Inside the King of Heart castle children were able to slide down from the tower and come out through the mouth of the Queen of Heart. The slide was built but had to be closed as the kids were shooting out at the bottom of the slide which was unfortunately positioned in the middle of the walkway. After several adults were knocked down by flying kids, the slide was closed. Imagineers did do a study for a way to make it work but it involved too many structural changes.



Among the never realised scenes for Story Book Land there is this one with a huge and threatening Cyclops...



There is in the current attraction a scene with Night on Bald Mountain but this first concept with Chernabog with flames coming out of the water and fluorescent ghosts under the bridge was a good idea.



Of course, you all have heard about these two next attraction concepts - the Little Mermaid dark ride and the Beauty and the Beast show. They were even announced during the Grand Opening TV special. In this version of The Little mermaid ride guests would have board inside shell designed vehicle hanging from the top like in Peter Pan’s Flight. The attraction is currently being build at DL and WDW but we have good hopes that it will come one day at DLP. Back in 1992 the attraction was supposed to be built in front of the Pizzeria Bella Notte, near It’s a Small World.



The Beauty and the Beast attraction would have been built behind Cinderella's restaurant and this first artwork shows what i think might have been the entrance of the attraction.



The attraction was in fact a show with live characters and would have also involved Audio animatronics and special effects.







It looks great but i’m afraid that we will never see this one. That’s the sad theme park reality: some concept come to life, other will stay forever in our dreams.


Thanks to leave a comment or discuss this article on D&M english forum on Mice Chat

All artwork and photos: copyright Disney Enterprises Inc

6 comments:

Matt Hunter Ross said...

Nice update!

Mark Taft said...

Beautiful- and heartbraking for what we will never see.

Joel said...

The Jungle Cruise elephant illustration didn't look like much evolution from the standard Cruise at the other parks. I find it interesting the imagineers illustrate pre-existing attractions like the Jungle Cruise that are pretty self explanitory. Or are they constantly looking for ways to evolve an attraction?
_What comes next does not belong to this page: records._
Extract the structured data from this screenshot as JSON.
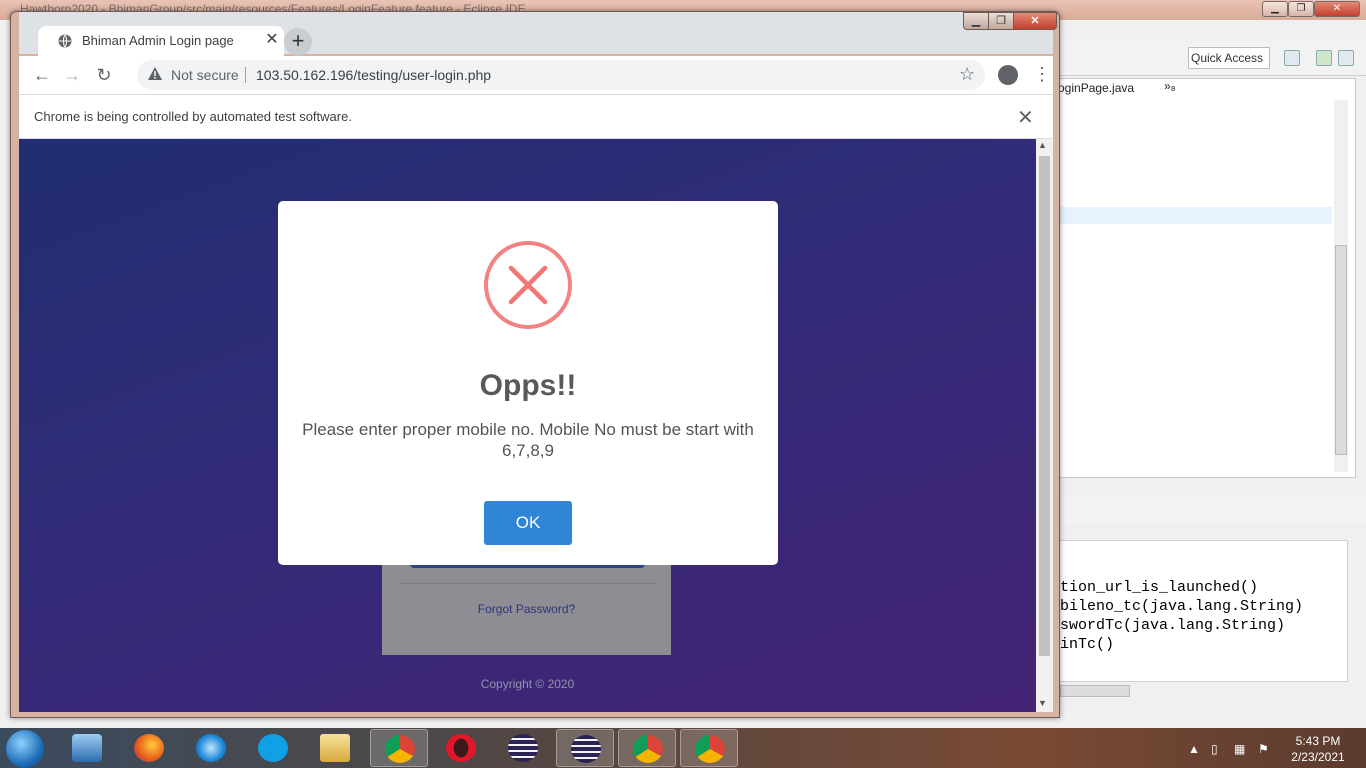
{
  "eclipse": {
    "title": "Hawthorn2020 - BhimanGroup/src/main/resources/Features/LoginFeature.feature - Eclipse IDE",
    "quick_access": "Quick Access",
    "editor_tab": "oginPage.java",
    "editor_more": "»₈",
    "console_lines": [
      "ation_url_is_launched()",
      "obileno_tc(java.lang.String)",
      "sswordTc(java.lang.String)",
      "ginTc()"
    ]
  },
  "browser": {
    "tab_title": "Bhiman Admin Login page",
    "tab_close": "✕",
    "new_tab": "+",
    "security_label": "Not secure",
    "url": "103.50.162.196/testing/user-login.php",
    "bookmark_icon": "star-icon",
    "infobar_text": "Chrome is being controlled by automated test software.",
    "infobar_close": "✕"
  },
  "page": {
    "forgot_password": "Forgot Password?",
    "copyright": "Copyright © 2020"
  },
  "dialog": {
    "icon": "error-x-icon",
    "title": "Opps!!",
    "message": "Please enter proper mobile no. Mobile No must be start with 6,7,8,9",
    "ok_label": "OK",
    "accent_color": "#f27474",
    "button_color": "#3085d6"
  },
  "taskbar": {
    "items": [
      "media-player-icon",
      "firefox-icon",
      "internet-explorer-icon",
      "skype-icon",
      "file-explorer-icon",
      "chrome-icon",
      "opera-icon",
      "eclipse-icon",
      "eclipse-icon",
      "chrome-icon",
      "chrome-icon"
    ],
    "time": "5:43 PM",
    "date": "2/23/2021"
  }
}
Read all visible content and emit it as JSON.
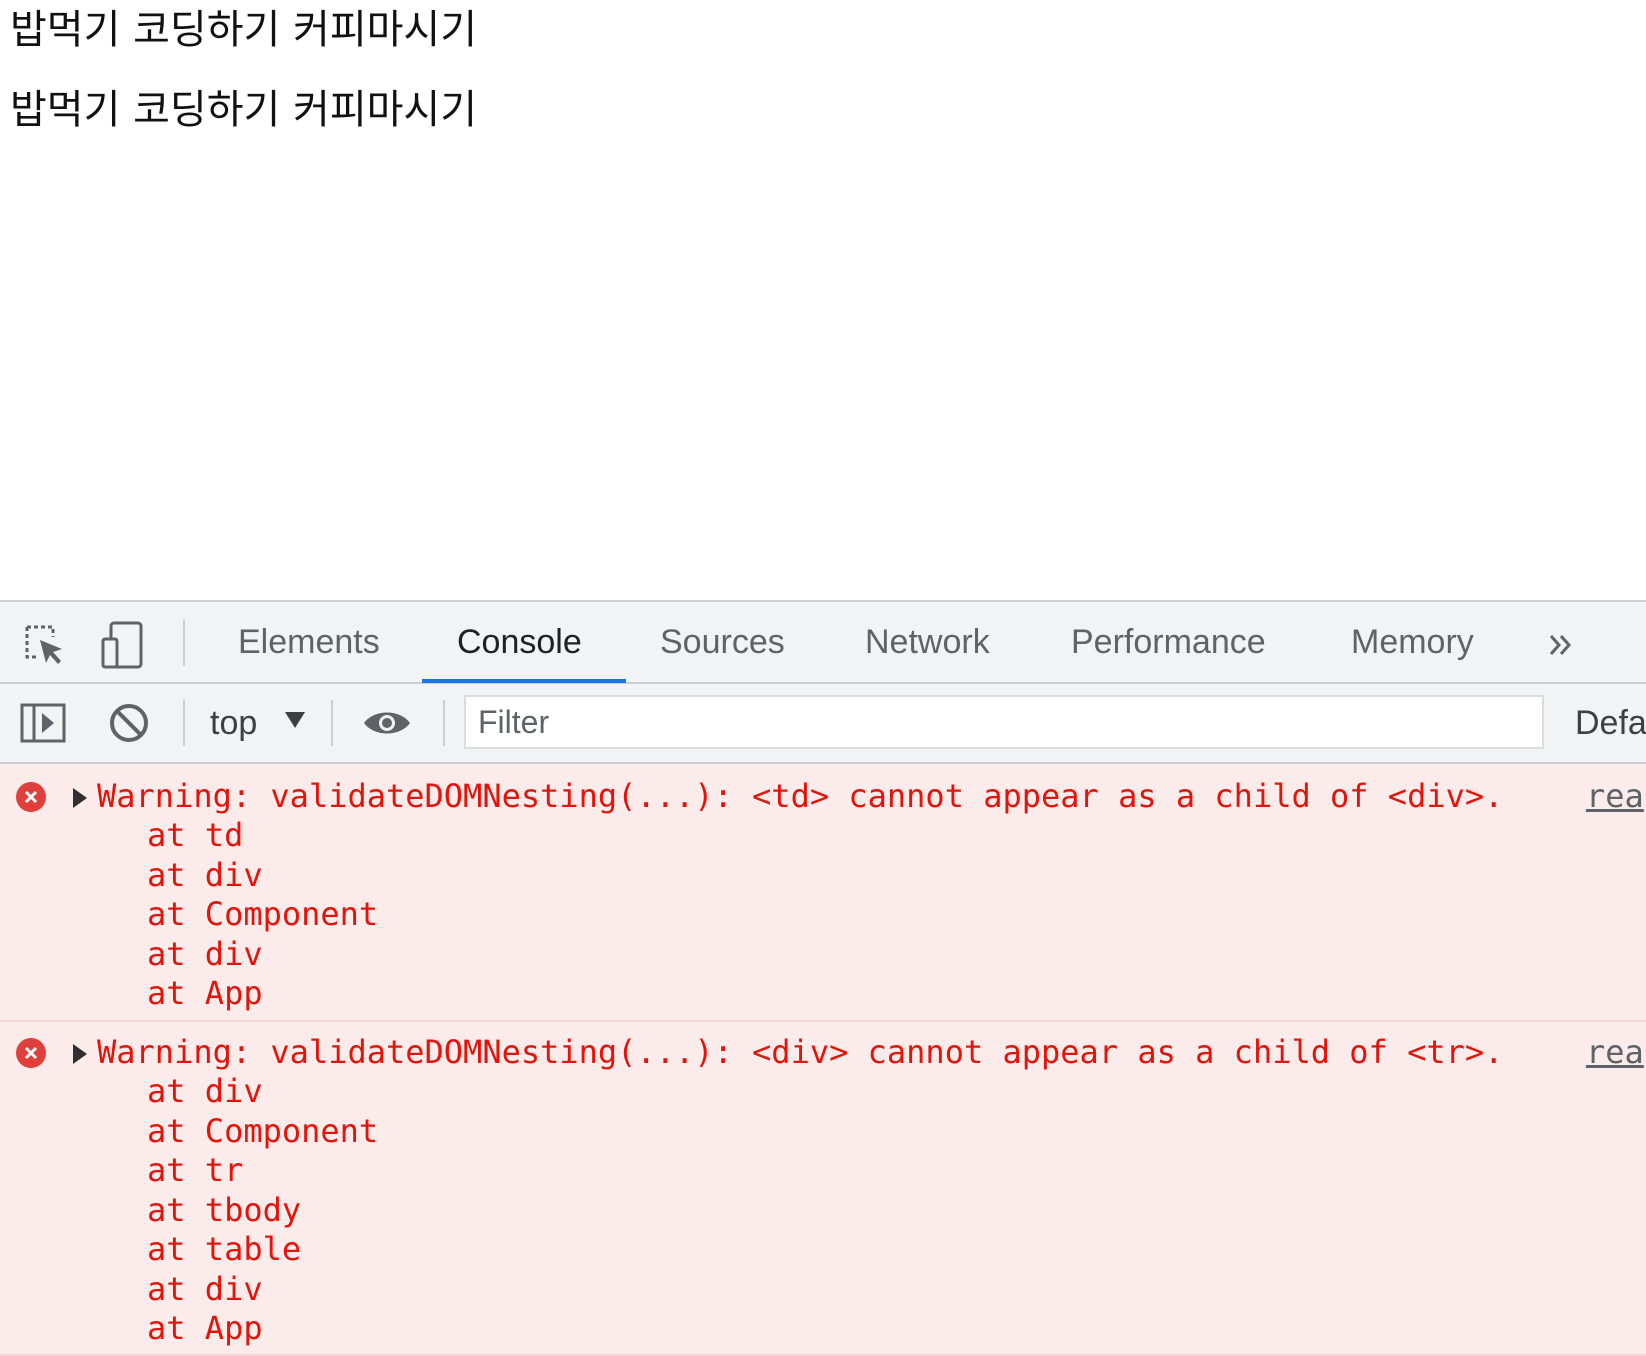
{
  "page": {
    "lines": [
      "밥먹기 코딩하기 커피마시기",
      "밥먹기 코딩하기 커피마시기"
    ]
  },
  "devtools": {
    "icons": {
      "inspect": "inspect-element-icon",
      "device": "device-toolbar-icon",
      "more_tabs": "chevron-double-right-icon"
    },
    "tabs": [
      {
        "label": "Elements",
        "active": false
      },
      {
        "label": "Console",
        "active": true
      },
      {
        "label": "Sources",
        "active": false
      },
      {
        "label": "Network",
        "active": false
      },
      {
        "label": "Performance",
        "active": false
      },
      {
        "label": "Memory",
        "active": false
      }
    ],
    "more_tabs_label": "»",
    "accent_color": "#1a73e8",
    "toolbar": {
      "sidebar_icon": "console-sidebar-icon",
      "clear_icon": "clear-console-icon",
      "context": "top",
      "eye_icon": "live-expression-eye-icon",
      "filter_placeholder": "Filter",
      "levels": "Defa"
    },
    "console": {
      "error_color": "#e3150b",
      "error_bg": "#fcebeb",
      "messages": [
        {
          "text": "Warning: validateDOMNesting(...): <td> cannot appear as a child of <div>.",
          "source": "rea",
          "stack": [
            "at td",
            "at div",
            "at Component",
            "at div",
            "at App"
          ]
        },
        {
          "text": "Warning: validateDOMNesting(...): <div> cannot appear as a child of <tr>.",
          "source": "rea",
          "stack": [
            "at div",
            "at Component",
            "at tr",
            "at tbody",
            "at table",
            "at div",
            "at App"
          ]
        }
      ]
    }
  }
}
Alain Littaye said...

To Joel: It depends of which attraction, some are perfect, like the Jungle Cruise, so they don't really need to evolve

Mouseketeer Cole said...

I had a similar thought, Joel. They're both great looking pieces, but why go to all the effort of creating them when they don't show anything new compared to the existing Jungle Cruise attractions. Wouldn't a photo do?

RandySavage said...

Great article. I'm really going to miss these pieces with the never-before-released concept art.